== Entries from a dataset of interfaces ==
+===+

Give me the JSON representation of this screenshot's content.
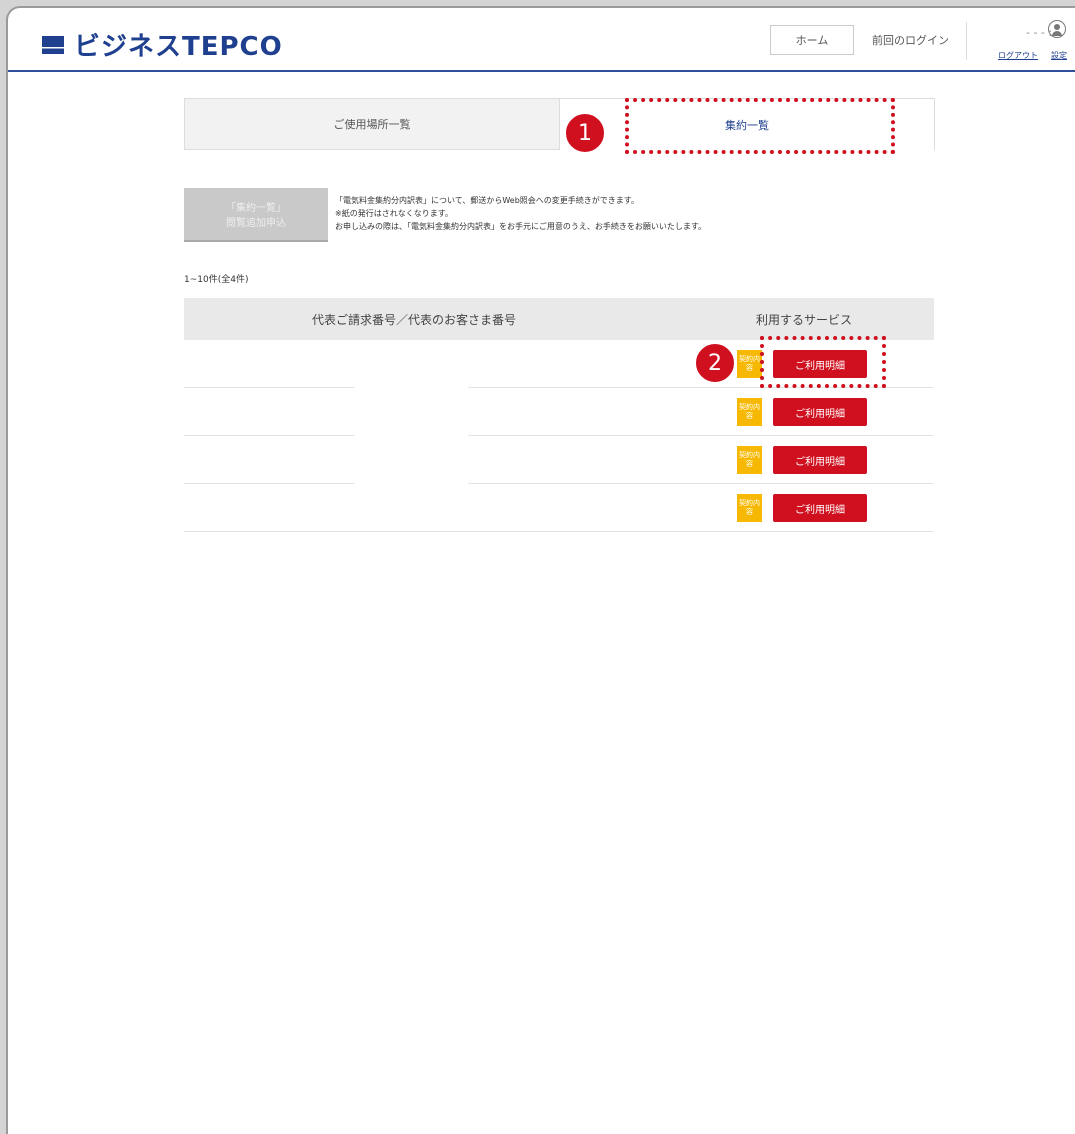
{
  "header": {
    "logo_text": "ビジネスTEPCO",
    "home_label": "ホーム",
    "last_login_label": "前回のログイン",
    "user_mask": "- - - :",
    "logout_label": "ログアウト",
    "settings_label": "設定"
  },
  "tabs": [
    {
      "label": "ご使用場所一覧"
    },
    {
      "label": "集約一覧"
    }
  ],
  "annotations": [
    "1",
    "2"
  ],
  "request": {
    "button_line1": "「集約一覧」",
    "button_line2": "閲覧追加申込",
    "text_line1": "「電気料金集約分内訳表」について、郵送からWeb照会への変更手続きができます。",
    "text_line2": "※紙の発行はされなくなります。",
    "text_line3": "お申し込みの際は、「電気料金集約分内訳表」をお手元にご用意のうえ、お手続きをお願いいたします。"
  },
  "result_count": "1~10件(全4件)",
  "table": {
    "headers": [
      "代表ご請求番号／代表のお客さま番号",
      "利用するサービス"
    ],
    "rows": [
      {
        "keiyaku": "契約内容",
        "meisai": "ご利用明細"
      },
      {
        "keiyaku": "契約内容",
        "meisai": "ご利用明細"
      },
      {
        "keiyaku": "契約内容",
        "meisai": "ご利用明細"
      },
      {
        "keiyaku": "契約内容",
        "meisai": "ご利用明細"
      }
    ]
  },
  "colors": {
    "brand_blue": "#1f3f8f",
    "accent_red": "#d0101f",
    "badge_yellow": "#f6b800"
  }
}
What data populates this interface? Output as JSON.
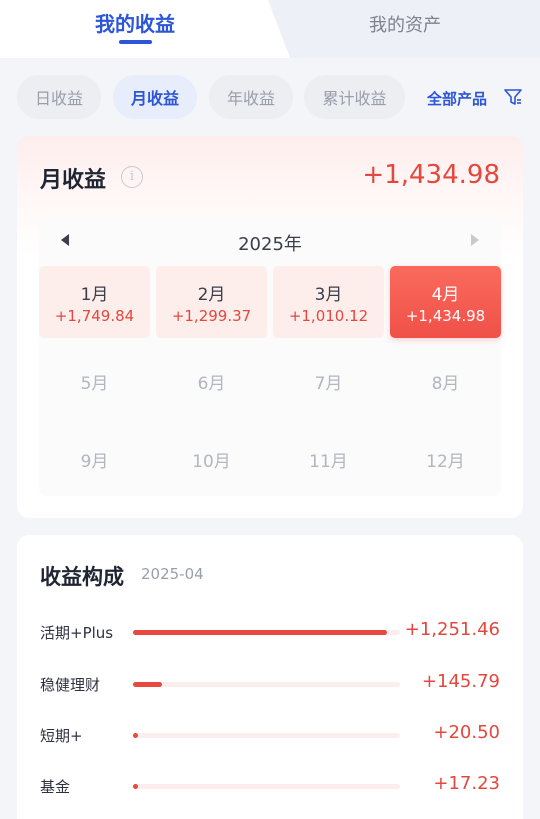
{
  "top_tabs": {
    "earnings": "我的收益",
    "assets": "我的资产"
  },
  "period_tabs": {
    "day": "日收益",
    "month": "月收益",
    "year": "年收益",
    "total": "累计收益",
    "active": "month"
  },
  "product_filter": {
    "label": "全部产品",
    "icon": "filter-icon"
  },
  "monthly": {
    "title": "月收益",
    "info_icon": "info-icon",
    "total": "+1,434.98",
    "year_label": "2025年",
    "prev_icon": "triangle-left-icon",
    "next_icon": "triangle-right-icon",
    "months": [
      {
        "name": "1月",
        "value": "+1,749.84"
      },
      {
        "name": "2月",
        "value": "+1,299.37"
      },
      {
        "name": "3月",
        "value": "+1,010.12"
      },
      {
        "name": "4月",
        "value": "+1,434.98",
        "selected": true
      },
      {
        "name": "5月",
        "value": ""
      },
      {
        "name": "6月",
        "value": ""
      },
      {
        "name": "7月",
        "value": ""
      },
      {
        "name": "8月",
        "value": ""
      },
      {
        "name": "9月",
        "value": ""
      },
      {
        "name": "10月",
        "value": ""
      },
      {
        "name": "11月",
        "value": ""
      },
      {
        "name": "12月",
        "value": ""
      }
    ]
  },
  "breakdown": {
    "title": "收益构成",
    "date": "2025-04",
    "items": [
      {
        "label": "活期+Plus",
        "value": "+1,251.46",
        "share": 0.95
      },
      {
        "label": "稳健理财",
        "value": "+145.79",
        "share": 0.11
      },
      {
        "label": "短期+",
        "value": "+20.50",
        "share": 0.02
      },
      {
        "label": "基金",
        "value": "+17.23",
        "share": 0.02
      }
    ]
  },
  "colors": {
    "accent_blue": "#2c55d8",
    "earnings_red": "#e4473d",
    "bar_red": "#e8483e"
  }
}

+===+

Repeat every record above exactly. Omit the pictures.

== Finished task ==
Give me the JSON representation of this screenshot's content.
{
  "header": {
    "logo_text": "ビジネスTEPCO",
    "home_label": "ホーム",
    "last_login_label": "前回のログイン",
    "user_mask": "- - - :",
    "logout_label": "ログアウト",
    "settings_label": "設定"
  },
  "tabs": [
    {
      "label": "ご使用場所一覧"
    },
    {
      "label": "集約一覧"
    }
  ],
  "annotations": [
    "1",
    "2"
  ],
  "request": {
    "button_line1": "「集約一覧」",
    "button_line2": "閲覧追加申込",
    "text_line1": "「電気料金集約分内訳表」について、郵送からWeb照会への変更手続きができます。",
    "text_line2": "※紙の発行はされなくなります。",
    "text_line3": "お申し込みの際は、「電気料金集約分内訳表」をお手元にご用意のうえ、お手続きをお願いいたします。"
  },
  "result_count": "1~10件(全4件)",
  "table": {
    "headers": [
      "代表ご請求番号／代表のお客さま番号",
      "利用するサービス"
    ],
    "rows": [
      {
        "keiyaku": "契約内容",
        "meisai": "ご利用明細"
      },
      {
        "keiyaku": "契約内容",
        "meisai": "ご利用明細"
      },
      {
        "keiyaku": "契約内容",
        "meisai": "ご利用明細"
      },
      {
        "keiyaku": "契約内容",
        "meisai": "ご利用明細"
      }
    ]
  },
  "colors": {
    "brand_blue": "#1f3f8f",
    "accent_red": "#d0101f",
    "badge_yellow": "#f6b800"
  }
}
What data populates this interface? Output as JSON.
{
  "top_tabs": {
    "earnings": "我的收益",
    "assets": "我的资产"
  },
  "period_tabs": {
    "day": "日收益",
    "month": "月收益",
    "year": "年收益",
    "total": "累计收益",
    "active": "month"
  },
  "product_filter": {
    "label": "全部产品",
    "icon": "filter-icon"
  },
  "monthly": {
    "title": "月收益",
    "info_icon": "info-icon",
    "total": "+1,434.98",
    "year_label": "2025年",
    "prev_icon": "triangle-left-icon",
    "next_icon": "triangle-right-icon",
    "months": [
      {
        "name": "1月",
        "value": "+1,749.84"
      },
      {
        "name": "2月",
        "value": "+1,299.37"
      },
      {
        "name": "3月",
        "value": "+1,010.12"
      },
      {
        "name": "4月",
        "value": "+1,434.98",
        "selected": true
      },
      {
        "name": "5月",
        "value": ""
      },
      {
        "name": "6月",
        "value": ""
      },
      {
        "name": "7月",
        "value": ""
      },
      {
        "name": "8月",
        "value": ""
      },
      {
        "name": "9月",
        "value": ""
      },
      {
        "name": "10月",
        "value": ""
      },
      {
        "name": "11月",
        "value": ""
      },
      {
        "name": "12月",
        "value": ""
      }
    ]
  },
  "breakdown": {
    "title": "收益构成",
    "date": "2025-04",
    "items": [
      {
        "label": "活期+Plus",
        "value": "+1,251.46",
        "share": 0.95
      },
      {
        "label": "稳健理财",
        "value": "+145.79",
        "share": 0.11
      },
      {
        "label": "短期+",
        "value": "+20.50",
        "share": 0.02
      },
      {
        "label": "基金",
        "value": "+17.23",
        "share": 0.02
      }
    ]
  },
  "colors": {
    "accent_blue": "#2c55d8",
    "earnings_red": "#e4473d",
    "bar_red": "#e8483e"
  }
}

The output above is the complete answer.